Your goal: I would like every entry below written out exactly.

(App and web page records)
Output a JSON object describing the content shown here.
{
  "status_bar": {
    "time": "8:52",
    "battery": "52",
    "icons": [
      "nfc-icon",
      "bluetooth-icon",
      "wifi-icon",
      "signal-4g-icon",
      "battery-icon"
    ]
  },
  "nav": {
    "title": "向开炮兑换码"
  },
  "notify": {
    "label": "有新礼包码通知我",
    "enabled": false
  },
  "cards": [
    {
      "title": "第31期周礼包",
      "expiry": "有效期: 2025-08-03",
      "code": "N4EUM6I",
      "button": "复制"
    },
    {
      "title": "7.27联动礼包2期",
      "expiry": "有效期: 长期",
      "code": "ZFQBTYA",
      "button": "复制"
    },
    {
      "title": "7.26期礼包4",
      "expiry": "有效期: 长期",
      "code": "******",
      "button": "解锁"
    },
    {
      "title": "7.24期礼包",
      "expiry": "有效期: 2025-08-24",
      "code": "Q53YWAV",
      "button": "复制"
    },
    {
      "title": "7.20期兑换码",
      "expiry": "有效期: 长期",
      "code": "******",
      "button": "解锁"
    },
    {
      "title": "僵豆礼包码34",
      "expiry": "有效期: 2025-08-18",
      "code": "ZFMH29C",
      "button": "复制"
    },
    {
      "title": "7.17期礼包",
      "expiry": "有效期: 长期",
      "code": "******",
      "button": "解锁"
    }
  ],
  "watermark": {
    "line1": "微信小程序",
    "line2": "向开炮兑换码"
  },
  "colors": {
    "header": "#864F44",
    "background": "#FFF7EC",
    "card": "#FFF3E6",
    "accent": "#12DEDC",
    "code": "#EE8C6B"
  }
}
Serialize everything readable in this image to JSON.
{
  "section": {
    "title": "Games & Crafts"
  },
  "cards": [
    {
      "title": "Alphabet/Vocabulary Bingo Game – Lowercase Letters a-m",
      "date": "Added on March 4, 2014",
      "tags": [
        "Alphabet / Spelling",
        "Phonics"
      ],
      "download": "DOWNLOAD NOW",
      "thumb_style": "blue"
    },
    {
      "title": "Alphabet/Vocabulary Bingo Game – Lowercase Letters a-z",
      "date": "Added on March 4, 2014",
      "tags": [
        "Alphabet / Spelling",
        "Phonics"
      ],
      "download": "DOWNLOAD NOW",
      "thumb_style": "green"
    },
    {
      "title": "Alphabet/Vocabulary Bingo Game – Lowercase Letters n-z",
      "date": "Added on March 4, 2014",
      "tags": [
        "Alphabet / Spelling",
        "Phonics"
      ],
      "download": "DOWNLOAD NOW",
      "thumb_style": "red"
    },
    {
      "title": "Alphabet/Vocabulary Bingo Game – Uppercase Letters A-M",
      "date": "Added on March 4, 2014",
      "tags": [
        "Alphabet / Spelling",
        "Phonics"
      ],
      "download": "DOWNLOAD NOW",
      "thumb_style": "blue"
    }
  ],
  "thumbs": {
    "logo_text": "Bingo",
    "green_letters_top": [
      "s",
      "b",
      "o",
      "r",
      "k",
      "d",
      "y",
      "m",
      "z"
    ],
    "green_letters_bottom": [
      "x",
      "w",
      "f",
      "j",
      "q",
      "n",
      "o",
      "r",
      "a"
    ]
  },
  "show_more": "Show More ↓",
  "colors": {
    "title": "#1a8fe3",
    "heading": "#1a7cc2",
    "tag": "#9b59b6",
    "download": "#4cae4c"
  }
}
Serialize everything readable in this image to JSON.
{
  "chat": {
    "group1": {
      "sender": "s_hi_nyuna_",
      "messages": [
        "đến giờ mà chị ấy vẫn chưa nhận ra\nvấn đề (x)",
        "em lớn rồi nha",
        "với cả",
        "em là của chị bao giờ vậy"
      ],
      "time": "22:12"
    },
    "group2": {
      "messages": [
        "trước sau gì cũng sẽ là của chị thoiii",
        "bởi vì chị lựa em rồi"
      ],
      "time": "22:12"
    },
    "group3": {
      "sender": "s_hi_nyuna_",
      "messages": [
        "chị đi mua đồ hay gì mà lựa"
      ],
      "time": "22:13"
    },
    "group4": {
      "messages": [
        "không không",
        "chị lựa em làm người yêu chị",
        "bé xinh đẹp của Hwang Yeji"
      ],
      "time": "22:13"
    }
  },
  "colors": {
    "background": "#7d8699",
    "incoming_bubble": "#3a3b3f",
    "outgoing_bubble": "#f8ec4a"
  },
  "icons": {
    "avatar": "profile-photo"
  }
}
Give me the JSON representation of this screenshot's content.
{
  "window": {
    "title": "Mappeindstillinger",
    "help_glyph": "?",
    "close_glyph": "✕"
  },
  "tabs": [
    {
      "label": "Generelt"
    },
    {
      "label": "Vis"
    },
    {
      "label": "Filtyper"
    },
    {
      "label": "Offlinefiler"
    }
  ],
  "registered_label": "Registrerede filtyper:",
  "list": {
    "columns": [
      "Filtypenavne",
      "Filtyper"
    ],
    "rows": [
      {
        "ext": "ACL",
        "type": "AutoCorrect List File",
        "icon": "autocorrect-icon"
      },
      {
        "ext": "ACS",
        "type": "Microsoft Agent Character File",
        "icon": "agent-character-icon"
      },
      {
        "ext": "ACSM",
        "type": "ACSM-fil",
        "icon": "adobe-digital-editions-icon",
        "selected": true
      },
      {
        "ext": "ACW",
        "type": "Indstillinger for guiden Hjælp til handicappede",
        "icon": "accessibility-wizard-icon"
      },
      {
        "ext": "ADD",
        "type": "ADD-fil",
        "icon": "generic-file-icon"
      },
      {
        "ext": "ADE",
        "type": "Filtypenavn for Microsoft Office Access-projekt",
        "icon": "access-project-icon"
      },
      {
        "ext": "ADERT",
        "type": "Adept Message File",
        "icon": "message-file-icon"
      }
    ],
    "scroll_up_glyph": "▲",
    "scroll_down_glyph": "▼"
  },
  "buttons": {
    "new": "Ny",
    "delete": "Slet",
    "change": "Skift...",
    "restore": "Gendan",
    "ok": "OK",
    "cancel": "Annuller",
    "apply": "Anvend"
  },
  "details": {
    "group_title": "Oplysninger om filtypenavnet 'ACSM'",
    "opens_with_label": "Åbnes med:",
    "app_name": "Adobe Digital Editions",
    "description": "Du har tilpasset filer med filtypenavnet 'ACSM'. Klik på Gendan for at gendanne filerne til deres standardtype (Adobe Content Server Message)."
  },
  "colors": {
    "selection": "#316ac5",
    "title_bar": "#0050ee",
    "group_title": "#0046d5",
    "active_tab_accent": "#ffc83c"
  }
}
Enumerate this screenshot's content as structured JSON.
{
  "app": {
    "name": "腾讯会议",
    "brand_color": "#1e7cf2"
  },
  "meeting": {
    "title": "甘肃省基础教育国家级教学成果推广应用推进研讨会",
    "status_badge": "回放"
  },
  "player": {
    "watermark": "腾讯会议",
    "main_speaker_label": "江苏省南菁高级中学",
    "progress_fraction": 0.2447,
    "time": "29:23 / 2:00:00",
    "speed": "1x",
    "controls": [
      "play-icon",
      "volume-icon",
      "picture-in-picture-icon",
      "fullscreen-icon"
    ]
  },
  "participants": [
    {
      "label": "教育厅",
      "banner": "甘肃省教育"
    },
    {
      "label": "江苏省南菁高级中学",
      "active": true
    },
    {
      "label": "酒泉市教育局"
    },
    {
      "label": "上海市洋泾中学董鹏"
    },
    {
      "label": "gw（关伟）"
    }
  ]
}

Solution to the exercise:
Output a JSON object describing the content shown here.
{
  "status_bar": {
    "time": "8:52",
    "battery": "52",
    "icons": [
      "nfc-icon",
      "bluetooth-icon",
      "wifi-icon",
      "signal-4g-icon",
      "battery-icon"
    ]
  },
  "nav": {
    "title": "向开炮兑换码"
  },
  "notify": {
    "label": "有新礼包码通知我",
    "enabled": false
  },
  "cards": [
    {
      "title": "第31期周礼包",
      "expiry": "有效期: 2025-08-03",
      "code": "N4EUM6I",
      "button": "复制"
    },
    {
      "title": "7.27联动礼包2期",
      "expiry": "有效期: 长期",
      "code": "ZFQBTYA",
      "button": "复制"
    },
    {
      "title": "7.26期礼包4",
      "expiry": "有效期: 长期",
      "code": "******",
      "button": "解锁"
    },
    {
      "title": "7.24期礼包",
      "expiry": "有效期: 2025-08-24",
      "code": "Q53YWAV",
      "button": "复制"
    },
    {
      "title": "7.20期兑换码",
      "expiry": "有效期: 长期",
      "code": "******",
      "button": "解锁"
    },
    {
      "title": "僵豆礼包码34",
      "expiry": "有效期: 2025-08-18",
      "code": "ZFMH29C",
      "button": "复制"
    },
    {
      "title": "7.17期礼包",
      "expiry": "有效期: 长期",
      "code": "******",
      "button": "解锁"
    }
  ],
  "watermark": {
    "line1": "微信小程序",
    "line2": "向开炮兑换码"
  },
  "colors": {
    "header": "#864F44",
    "background": "#FFF7EC",
    "card": "#FFF3E6",
    "accent": "#12DEDC",
    "code": "#EE8C6B"
  }
}
Serialize everything readable in this image to JSON.
{
  "section": {
    "title": "Games & Crafts"
  },
  "cards": [
    {
      "title": "Alphabet/Vocabulary Bingo Game – Lowercase Letters a-m",
      "date": "Added on March 4, 2014",
      "tags": [
        "Alphabet / Spelling",
        "Phonics"
      ],
      "download": "DOWNLOAD NOW",
      "thumb_style": "blue"
    },
    {
      "title": "Alphabet/Vocabulary Bingo Game – Lowercase Letters a-z",
      "date": "Added on March 4, 2014",
      "tags": [
        "Alphabet / Spelling",
        "Phonics"
      ],
      "download": "DOWNLOAD NOW",
      "thumb_style": "green"
    },
    {
      "title": "Alphabet/Vocabulary Bingo Game – Lowercase Letters n-z",
      "date": "Added on March 4, 2014",
      "tags": [
        "Alphabet / Spelling",
        "Phonics"
      ],
      "download": "DOWNLOAD NOW",
      "thumb_style": "red"
    },
    {
      "title": "Alphabet/Vocabulary Bingo Game – Uppercase Letters A-M",
      "date": "Added on March 4, 2014",
      "tags": [
        "Alphabet / Spelling",
        "Phonics"
      ],
      "download": "DOWNLOAD NOW",
      "thumb_style": "blue"
    }
  ],
  "thumbs": {
    "logo_text": "Bingo",
    "green_letters_top": [
      "s",
      "b",
      "o",
      "r",
      "k",
      "d",
      "y",
      "m",
      "z"
    ],
    "green_letters_bottom": [
      "x",
      "w",
      "f",
      "j",
      "q",
      "n",
      "o",
      "r",
      "a"
    ]
  },
  "show_more": "Show More ↓",
  "colors": {
    "title": "#1a8fe3",
    "heading": "#1a7cc2",
    "tag": "#9b59b6",
    "download": "#4cae4c"
  }
}
Serialize everything readable in this image to JSON.
{
  "chat": {
    "group1": {
      "sender": "s_hi_nyuna_",
      "messages": [
        "đến giờ mà chị ấy vẫn chưa nhận ra\nvấn đề (x)",
        "em lớn rồi nha",
        "với cả",
        "em là của chị bao giờ vậy"
      ],
      "time": "22:12"
    },
    "group2": {
      "messages": [
        "trước sau gì cũng sẽ là của chị thoiii",
        "bởi vì chị lựa em rồi"
      ],
      "time": "22:12"
    },
    "group3": {
      "sender": "s_hi_nyuna_",
      "messages": [
        "chị đi mua đồ hay gì mà lựa"
      ],
      "time": "22:13"
    },
    "group4": {
      "messages": [
        "không không",
        "chị lựa em làm người yêu chị",
        "bé xinh đẹp của Hwang Yeji"
      ],
      "time": "22:13"
    }
  },
  "colors": {
    "background": "#7d8699",
    "incoming_bubble": "#3a3b3f",
    "outgoing_bubble": "#f8ec4a"
  },
  "icons": {
    "avatar": "profile-photo"
  }
}
Give me the JSON representation of this screenshot's content.
{
  "window": {
    "title": "Mappeindstillinger",
    "help_glyph": "?",
    "close_glyph": "✕"
  },
  "tabs": [
    {
      "label": "Generelt"
    },
    {
      "label": "Vis"
    },
    {
      "label": "Filtyper"
    },
    {
      "label": "Offlinefiler"
    }
  ],
  "registered_label": "Registrerede filtyper:",
  "list": {
    "columns": [
      "Filtypenavne",
      "Filtyper"
    ],
    "rows": [
      {
        "ext": "ACL",
        "type": "AutoCorrect List File",
        "icon": "autocorrect-icon"
      },
      {
        "ext": "ACS",
        "type": "Microsoft Agent Character File",
        "icon": "agent-character-icon"
      },
      {
        "ext": "ACSM",
        "type": "ACSM-fil",
        "icon": "adobe-digital-editions-icon",
        "selected": true
      },
      {
        "ext": "ACW",
        "type": "Indstillinger for guiden Hjælp til handicappede",
        "icon": "accessibility-wizard-icon"
      },
      {
        "ext": "ADD",
        "type": "ADD-fil",
        "icon": "generic-file-icon"
      },
      {
        "ext": "ADE",
        "type": "Filtypenavn for Microsoft Office Access-projekt",
        "icon": "access-project-icon"
      },
      {
        "ext": "ADERT",
        "type": "Adept Message File",
        "icon": "message-file-icon"
      }
    ],
    "scroll_up_glyph": "▲",
    "scroll_down_glyph": "▼"
  },
  "buttons": {
    "new": "Ny",
    "delete": "Slet",
    "change": "Skift...",
    "restore": "Gendan",
    "ok": "OK",
    "cancel": "Annuller",
    "apply": "Anvend"
  },
  "details": {
    "group_title": "Oplysninger om filtypenavnet 'ACSM'",
    "opens_with_label": "Åbnes med:",
    "app_name": "Adobe Digital Editions",
    "description": "Du har tilpasset filer med filtypenavnet 'ACSM'. Klik på Gendan for at gendanne filerne til deres standardtype (Adobe Content Server Message)."
  },
  "colors": {
    "selection": "#316ac5",
    "title_bar": "#0050ee",
    "group_title": "#0046d5",
    "active_tab_accent": "#ffc83c"
  }
}
Enumerate this screenshot's content as structured JSON.
{
  "app": {
    "name": "腾讯会议",
    "brand_color": "#1e7cf2"
  },
  "meeting": {
    "title": "甘肃省基础教育国家级教学成果推广应用推进研讨会",
    "status_badge": "回放"
  },
  "player": {
    "watermark": "腾讯会议",
    "main_speaker_label": "江苏省南菁高级中学",
    "progress_fraction": 0.2447,
    "time": "29:23 / 2:00:00",
    "speed": "1x",
    "controls": [
      "play-icon",
      "volume-icon",
      "picture-in-picture-icon",
      "fullscreen-icon"
    ]
  },
  "participants": [
    {
      "label": "教育厅",
      "banner": "甘肃省教育"
    },
    {
      "label": "江苏省南菁高级中学",
      "active": true
    },
    {
      "label": "酒泉市教育局"
    },
    {
      "label": "上海市洋泾中学董鹏"
    },
    {
      "label": "gw（关伟）"
    }
  ]
}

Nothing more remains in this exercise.